== Task instructions ==
Show, from the records below, all lines that contain the word "good".
----- Data records -----
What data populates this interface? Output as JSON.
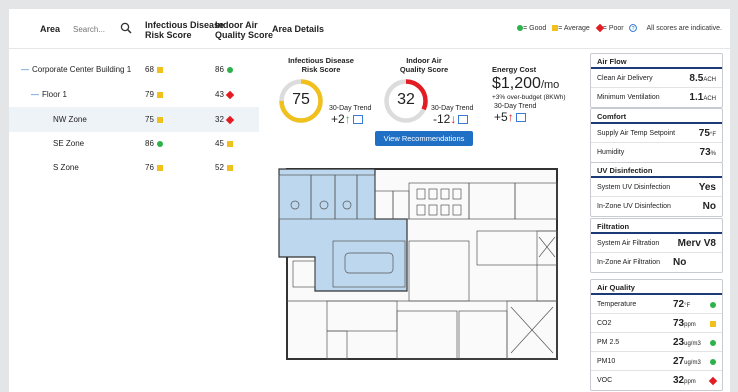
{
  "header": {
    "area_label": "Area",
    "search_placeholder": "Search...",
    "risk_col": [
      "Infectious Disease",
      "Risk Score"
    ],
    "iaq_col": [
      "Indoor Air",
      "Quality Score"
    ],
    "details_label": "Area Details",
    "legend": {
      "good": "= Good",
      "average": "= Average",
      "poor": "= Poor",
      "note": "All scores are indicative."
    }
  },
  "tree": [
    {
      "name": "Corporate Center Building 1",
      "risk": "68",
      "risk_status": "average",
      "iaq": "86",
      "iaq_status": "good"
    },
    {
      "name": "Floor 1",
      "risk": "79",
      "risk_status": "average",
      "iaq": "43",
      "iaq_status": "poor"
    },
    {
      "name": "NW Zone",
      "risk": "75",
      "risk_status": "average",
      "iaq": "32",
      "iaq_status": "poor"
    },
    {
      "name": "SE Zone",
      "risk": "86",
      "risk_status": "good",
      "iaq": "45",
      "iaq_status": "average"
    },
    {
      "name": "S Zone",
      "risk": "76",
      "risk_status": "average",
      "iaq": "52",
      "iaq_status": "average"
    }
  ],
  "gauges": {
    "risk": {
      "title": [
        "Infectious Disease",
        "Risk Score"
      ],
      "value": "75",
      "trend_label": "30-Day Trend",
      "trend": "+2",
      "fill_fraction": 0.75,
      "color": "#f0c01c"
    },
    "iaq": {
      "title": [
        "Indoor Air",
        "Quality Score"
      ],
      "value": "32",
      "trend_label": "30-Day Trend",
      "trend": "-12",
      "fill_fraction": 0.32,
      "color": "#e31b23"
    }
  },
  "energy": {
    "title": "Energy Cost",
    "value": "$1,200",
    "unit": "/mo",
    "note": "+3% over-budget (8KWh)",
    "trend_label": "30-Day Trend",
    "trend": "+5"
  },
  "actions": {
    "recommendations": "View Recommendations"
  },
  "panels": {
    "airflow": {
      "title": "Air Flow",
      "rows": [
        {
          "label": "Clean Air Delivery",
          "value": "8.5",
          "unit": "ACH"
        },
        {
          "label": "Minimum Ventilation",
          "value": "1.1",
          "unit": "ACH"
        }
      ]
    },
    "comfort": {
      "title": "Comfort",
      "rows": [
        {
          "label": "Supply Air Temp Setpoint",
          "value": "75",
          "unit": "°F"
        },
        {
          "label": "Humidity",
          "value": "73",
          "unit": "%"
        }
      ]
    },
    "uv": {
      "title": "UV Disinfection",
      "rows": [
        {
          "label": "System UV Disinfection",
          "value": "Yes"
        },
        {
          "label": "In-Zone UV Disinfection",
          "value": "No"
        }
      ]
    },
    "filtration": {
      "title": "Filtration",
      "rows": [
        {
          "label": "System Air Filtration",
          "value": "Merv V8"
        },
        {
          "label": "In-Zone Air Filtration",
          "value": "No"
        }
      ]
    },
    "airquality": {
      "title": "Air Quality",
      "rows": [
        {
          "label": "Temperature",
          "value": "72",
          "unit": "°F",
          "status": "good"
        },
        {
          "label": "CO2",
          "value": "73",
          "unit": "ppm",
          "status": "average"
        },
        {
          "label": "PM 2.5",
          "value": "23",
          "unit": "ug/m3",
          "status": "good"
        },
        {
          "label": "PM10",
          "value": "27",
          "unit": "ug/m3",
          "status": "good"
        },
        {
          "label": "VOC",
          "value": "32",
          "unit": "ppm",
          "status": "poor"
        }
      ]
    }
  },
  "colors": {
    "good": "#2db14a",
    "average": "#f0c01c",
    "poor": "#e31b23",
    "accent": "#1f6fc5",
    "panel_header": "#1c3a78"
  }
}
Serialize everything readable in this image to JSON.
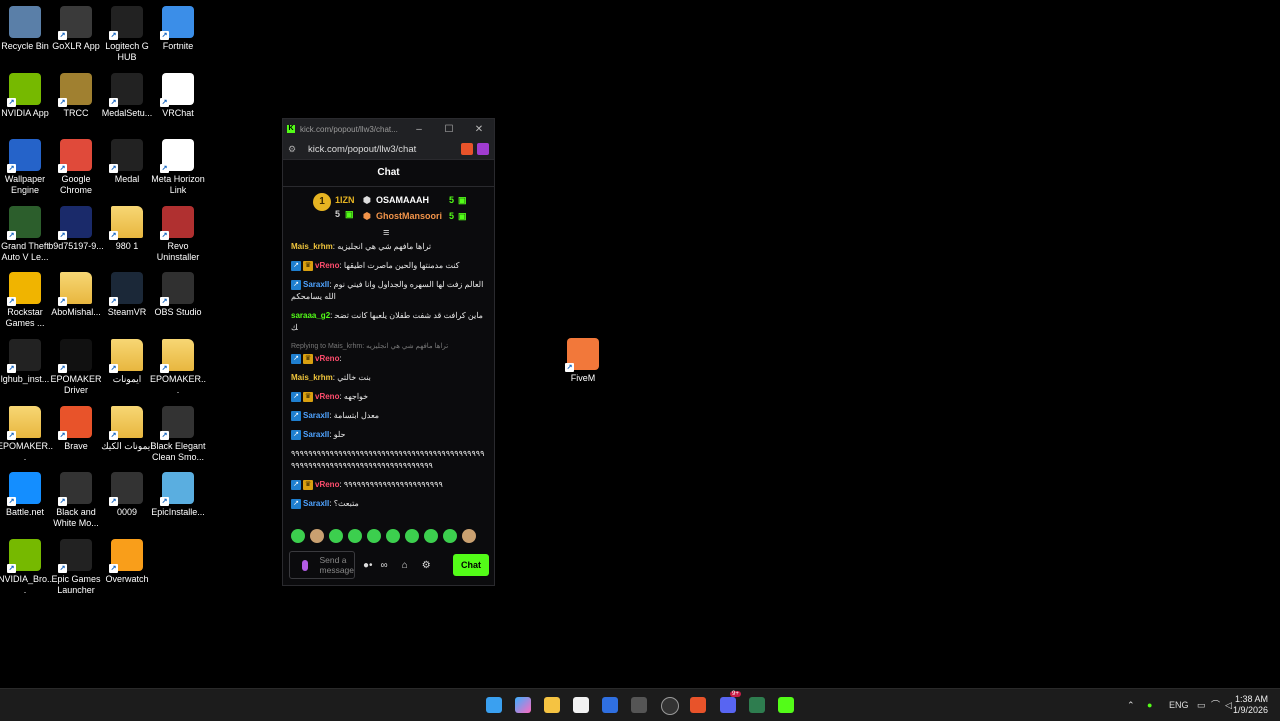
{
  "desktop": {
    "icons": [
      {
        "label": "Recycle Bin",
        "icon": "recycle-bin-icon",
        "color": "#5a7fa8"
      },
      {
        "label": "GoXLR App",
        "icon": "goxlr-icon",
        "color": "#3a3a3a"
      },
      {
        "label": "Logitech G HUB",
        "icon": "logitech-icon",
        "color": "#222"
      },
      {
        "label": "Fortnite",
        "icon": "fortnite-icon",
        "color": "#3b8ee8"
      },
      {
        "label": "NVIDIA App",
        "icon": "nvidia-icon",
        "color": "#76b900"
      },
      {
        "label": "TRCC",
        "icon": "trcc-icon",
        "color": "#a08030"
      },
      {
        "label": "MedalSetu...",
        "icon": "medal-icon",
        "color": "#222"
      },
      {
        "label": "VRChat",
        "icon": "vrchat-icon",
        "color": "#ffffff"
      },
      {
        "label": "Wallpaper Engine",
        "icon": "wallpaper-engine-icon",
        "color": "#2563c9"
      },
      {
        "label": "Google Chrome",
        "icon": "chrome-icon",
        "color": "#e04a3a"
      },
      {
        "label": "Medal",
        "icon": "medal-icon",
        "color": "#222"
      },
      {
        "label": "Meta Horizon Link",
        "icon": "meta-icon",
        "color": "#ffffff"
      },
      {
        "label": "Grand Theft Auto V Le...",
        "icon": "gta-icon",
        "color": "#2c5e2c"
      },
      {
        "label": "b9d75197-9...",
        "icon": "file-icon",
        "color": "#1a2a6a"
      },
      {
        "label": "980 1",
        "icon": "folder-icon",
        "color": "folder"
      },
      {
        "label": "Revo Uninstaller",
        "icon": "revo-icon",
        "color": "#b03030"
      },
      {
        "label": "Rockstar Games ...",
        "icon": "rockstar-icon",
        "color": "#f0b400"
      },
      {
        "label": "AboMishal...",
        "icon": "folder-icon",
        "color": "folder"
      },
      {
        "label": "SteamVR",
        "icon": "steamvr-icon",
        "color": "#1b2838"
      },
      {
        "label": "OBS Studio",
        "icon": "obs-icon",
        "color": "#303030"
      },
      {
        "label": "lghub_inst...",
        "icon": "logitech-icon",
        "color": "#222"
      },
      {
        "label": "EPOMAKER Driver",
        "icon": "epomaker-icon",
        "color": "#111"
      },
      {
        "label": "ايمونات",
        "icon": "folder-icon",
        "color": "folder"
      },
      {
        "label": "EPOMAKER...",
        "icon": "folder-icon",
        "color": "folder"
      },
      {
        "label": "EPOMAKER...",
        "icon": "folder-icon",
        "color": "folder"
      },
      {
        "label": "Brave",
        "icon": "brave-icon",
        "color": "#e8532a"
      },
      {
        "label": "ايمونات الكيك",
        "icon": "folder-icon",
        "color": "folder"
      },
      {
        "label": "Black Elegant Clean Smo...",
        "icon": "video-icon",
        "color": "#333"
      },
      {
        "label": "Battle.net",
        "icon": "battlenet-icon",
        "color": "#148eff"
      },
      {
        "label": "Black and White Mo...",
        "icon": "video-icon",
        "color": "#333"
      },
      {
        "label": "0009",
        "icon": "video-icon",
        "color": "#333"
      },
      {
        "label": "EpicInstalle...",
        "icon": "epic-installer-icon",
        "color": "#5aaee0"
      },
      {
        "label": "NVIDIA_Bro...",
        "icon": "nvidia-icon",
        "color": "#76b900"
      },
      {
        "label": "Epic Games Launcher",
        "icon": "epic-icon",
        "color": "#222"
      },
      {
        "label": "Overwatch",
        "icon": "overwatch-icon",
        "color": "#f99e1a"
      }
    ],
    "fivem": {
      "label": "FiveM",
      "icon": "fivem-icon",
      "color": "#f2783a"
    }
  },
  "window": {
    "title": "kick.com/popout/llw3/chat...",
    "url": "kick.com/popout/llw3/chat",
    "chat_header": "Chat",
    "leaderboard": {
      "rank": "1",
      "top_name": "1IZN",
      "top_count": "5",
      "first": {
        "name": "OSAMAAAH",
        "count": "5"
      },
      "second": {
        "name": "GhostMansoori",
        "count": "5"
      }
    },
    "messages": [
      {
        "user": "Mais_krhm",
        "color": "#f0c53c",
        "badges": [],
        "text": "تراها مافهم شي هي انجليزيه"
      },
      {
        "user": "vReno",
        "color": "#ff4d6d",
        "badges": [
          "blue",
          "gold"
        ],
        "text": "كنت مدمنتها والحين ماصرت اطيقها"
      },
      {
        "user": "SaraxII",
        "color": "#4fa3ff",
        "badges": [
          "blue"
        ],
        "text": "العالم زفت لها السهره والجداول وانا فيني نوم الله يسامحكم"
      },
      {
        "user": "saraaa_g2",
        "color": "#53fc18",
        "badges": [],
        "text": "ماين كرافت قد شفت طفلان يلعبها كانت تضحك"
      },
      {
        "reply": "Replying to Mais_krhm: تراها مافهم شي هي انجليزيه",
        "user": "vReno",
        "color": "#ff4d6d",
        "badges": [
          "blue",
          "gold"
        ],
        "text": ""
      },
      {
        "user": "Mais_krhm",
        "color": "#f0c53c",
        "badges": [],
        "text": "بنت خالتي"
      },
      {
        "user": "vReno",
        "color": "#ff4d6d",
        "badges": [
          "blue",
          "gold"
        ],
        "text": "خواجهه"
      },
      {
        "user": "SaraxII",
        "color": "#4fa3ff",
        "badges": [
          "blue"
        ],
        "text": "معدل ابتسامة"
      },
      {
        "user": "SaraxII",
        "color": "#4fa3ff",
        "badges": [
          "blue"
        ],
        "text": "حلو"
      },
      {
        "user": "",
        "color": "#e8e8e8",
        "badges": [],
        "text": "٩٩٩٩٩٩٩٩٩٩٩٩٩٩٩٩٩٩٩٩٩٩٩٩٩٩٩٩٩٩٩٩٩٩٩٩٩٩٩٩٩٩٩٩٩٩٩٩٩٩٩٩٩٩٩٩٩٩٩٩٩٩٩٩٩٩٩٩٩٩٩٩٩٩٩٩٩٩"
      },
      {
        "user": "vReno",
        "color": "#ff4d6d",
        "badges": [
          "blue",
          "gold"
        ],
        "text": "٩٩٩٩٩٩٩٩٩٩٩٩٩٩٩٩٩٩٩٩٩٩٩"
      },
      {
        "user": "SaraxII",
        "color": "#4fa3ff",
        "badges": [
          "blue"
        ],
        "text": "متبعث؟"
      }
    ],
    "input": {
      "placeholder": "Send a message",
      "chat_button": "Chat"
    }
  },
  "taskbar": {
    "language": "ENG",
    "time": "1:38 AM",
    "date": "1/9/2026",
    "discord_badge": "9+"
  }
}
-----
== Worked solution ==
      "good": "= Good",
      "iaq_status": "good"
      "risk_status": "good",
          "status": "good"
          "status": "good"
          "status": "good"
    "good": "#2db14a",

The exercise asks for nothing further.